Foreword - Baroness O'Neill of Bengarve Introduction - Julian Petley 1.To Punish, Inform and Criticize: The Goals of Naming and Shaming - Jacob Rowbottom, Oxford University 2.Public Interest or Public Shaming - Julian Petley, Brunel University 3.The Right of the Press to Know or the Individual Right to Privacy - Brian Chama, Roehampton University 4.Privacy and the Freedom of the Press: A False Dichotomy - Simon Dawes, Nottingham Trent University 5.Disclosure and Public Shaming in the Digital Age - Hanne Detel, Eberhard Karls Universitat Tubingen, 6.Public Shaming of Individuals and Companies through Social Media - Desislava Manova-Georgieva, Sofia University 7.Differences in Self-disclosure among Cultures: A Comparative Study in Social Networking -Jingwei Wu, Free University Berlin 8.Comparing Crime Rituals in Sweden, Holland, England, and North America - Romayne Smith Fullerton, University of Western Ontario and Maggie Jones Patterson, Duquesne University 9.The DSK Scandal: Mediating the Desire for Authenticity - Julia Lefkowitz, American University Paris 10.Public Interest and Individual Taste in Reporting an Irish Minister's Illness - Kevin Rafter, Dublin City University 11.Public Figures, Privacy and Co-regulation: The David Campbell Affair - Tim Dwyer, University of Sydney 12.Naming and Shaming an Innocent Man: Allegations Against John Leslie - Adrian Quinn, Leeds University 13.British Journalism after the News of the World - John Lloyd, Financial Times and Reuters Institute

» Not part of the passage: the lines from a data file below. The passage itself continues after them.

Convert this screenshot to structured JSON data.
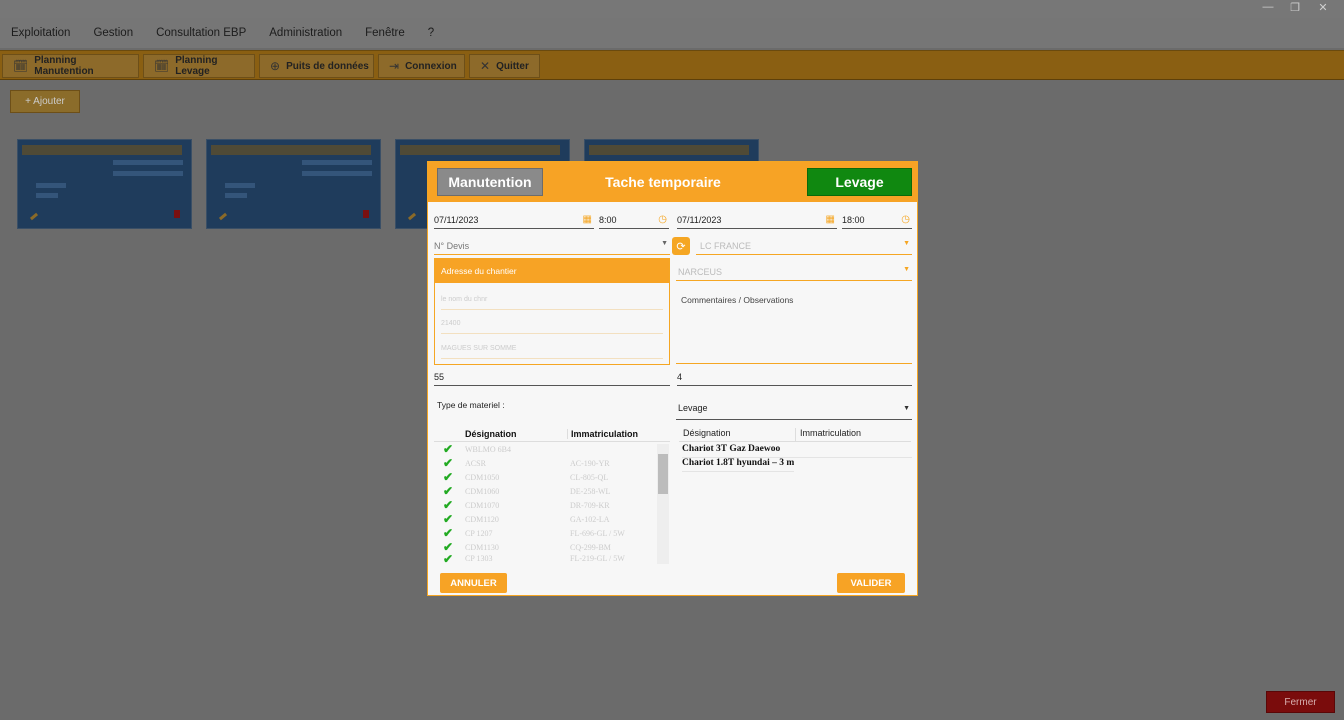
{
  "window": {
    "controls": [
      "—",
      "❐",
      "✕"
    ]
  },
  "menu": [
    "Exploitation",
    "Gestion",
    "Consultation EBP",
    "Administration",
    "Fenêtre",
    "?"
  ],
  "toolbar": [
    {
      "label": "Planning Manutention",
      "icon": "calendar-clock-icon",
      "glyph": "🗓"
    },
    {
      "label": "Planning Levage",
      "icon": "calendar-clock-icon",
      "glyph": "🗓"
    },
    {
      "label": "Puits de données",
      "icon": "globe-icon",
      "glyph": "⊕"
    },
    {
      "label": "Connexion",
      "icon": "login-icon",
      "glyph": "⇥"
    },
    {
      "label": "Quitter",
      "icon": "close-icon",
      "glyph": "✕"
    }
  ],
  "add_button": "+ Ajouter",
  "close_button": "Fermer",
  "dialog": {
    "left_button": "Manutention",
    "title": "Tache temporaire",
    "right_button": "Levage",
    "start_date": "07/11/2023",
    "start_time": "8:00",
    "end_date": "07/11/2023",
    "end_time": "18:00",
    "devis_placeholder": "N° Devis",
    "client_value": "LC FRANCE",
    "contact_value": "NARCEUS",
    "address_header": "Adresse du chantier",
    "address_lines": [
      "le nom du chnr",
      "21400",
      "MAGUES SUR SOMME"
    ],
    "comments_placeholder": "Commentaires / Observations",
    "left_number": "55",
    "right_number": "4",
    "type_label": "Type de materiel :",
    "type_select": "Levage",
    "left_table": {
      "headers": [
        "Désignation",
        "Immatriculation"
      ],
      "rows": [
        {
          "designation": "WBLMO 6B4",
          "immat": ""
        },
        {
          "designation": "ACSR",
          "immat": "AC-190-YR"
        },
        {
          "designation": "CDM1050",
          "immat": "CL-805-QL"
        },
        {
          "designation": "CDM1060",
          "immat": "DE-258-WL"
        },
        {
          "designation": "CDM1070",
          "immat": "DR-709-KR"
        },
        {
          "designation": "CDM1120",
          "immat": "GA-102-LA"
        },
        {
          "designation": "CP 1207",
          "immat": "FL-696-GL / 5W"
        },
        {
          "designation": "CDM1130",
          "immat": "CQ-299-BM"
        },
        {
          "designation": "CP 1303",
          "immat": "FL-219-GL / 5W"
        }
      ]
    },
    "right_table": {
      "headers": [
        "Désignation",
        "Immatriculation"
      ],
      "rows": [
        "Chariot 3T Gaz Daewoo",
        "Chariot 1.8T hyundai – 3 m"
      ]
    },
    "cancel_button": "ANNULER",
    "validate_button": "VALIDER"
  }
}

Julian Petley is Professor of Screen Media in the School of Arts at Brunel University, a member of the editorial board of the British Journalism Review and of the advisory board of Index on Censorship. He has recently co-edited Moral Panics in the Contemporary World (with Chas Critcher, Jason Hughes, and Amanda Rohloff), and his most recent publications include Film and Video Censorship in Modern Britain and Censorship: A Beginner's Guide. A former journalist, he is co-chair of the Campaign for Press and Broadcasting Freedom.

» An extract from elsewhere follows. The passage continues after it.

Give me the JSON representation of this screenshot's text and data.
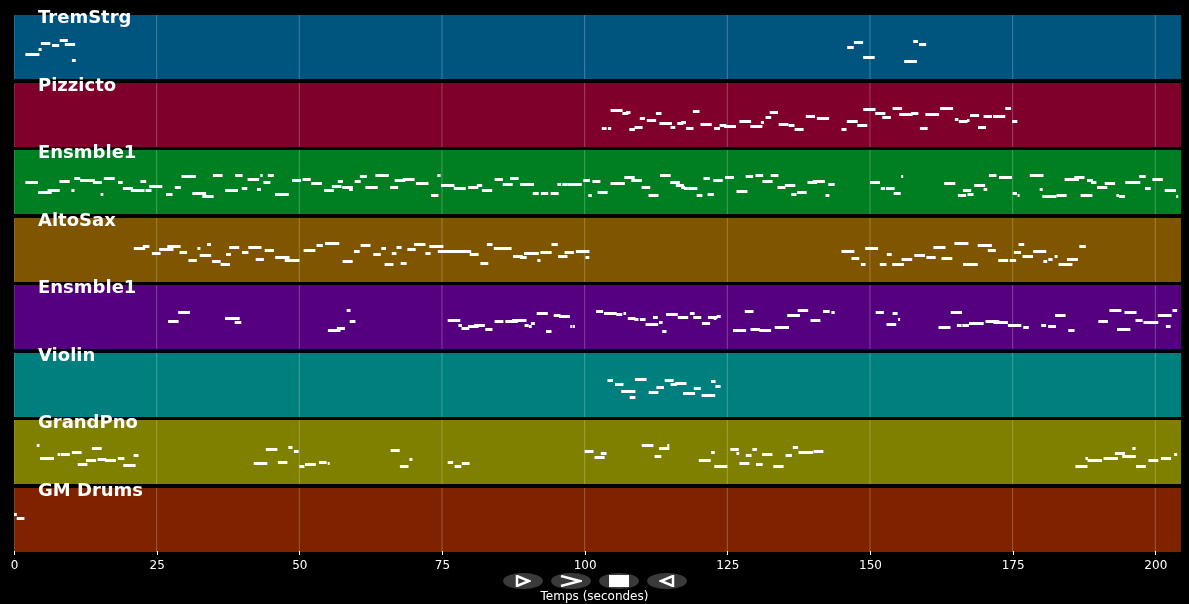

'Media and Public Shaming' is a significant and timely book. It should be read by everyone interested in the future of journalism and news media.' Bob Franklin, Professor of Journalism Studies, Cardiff University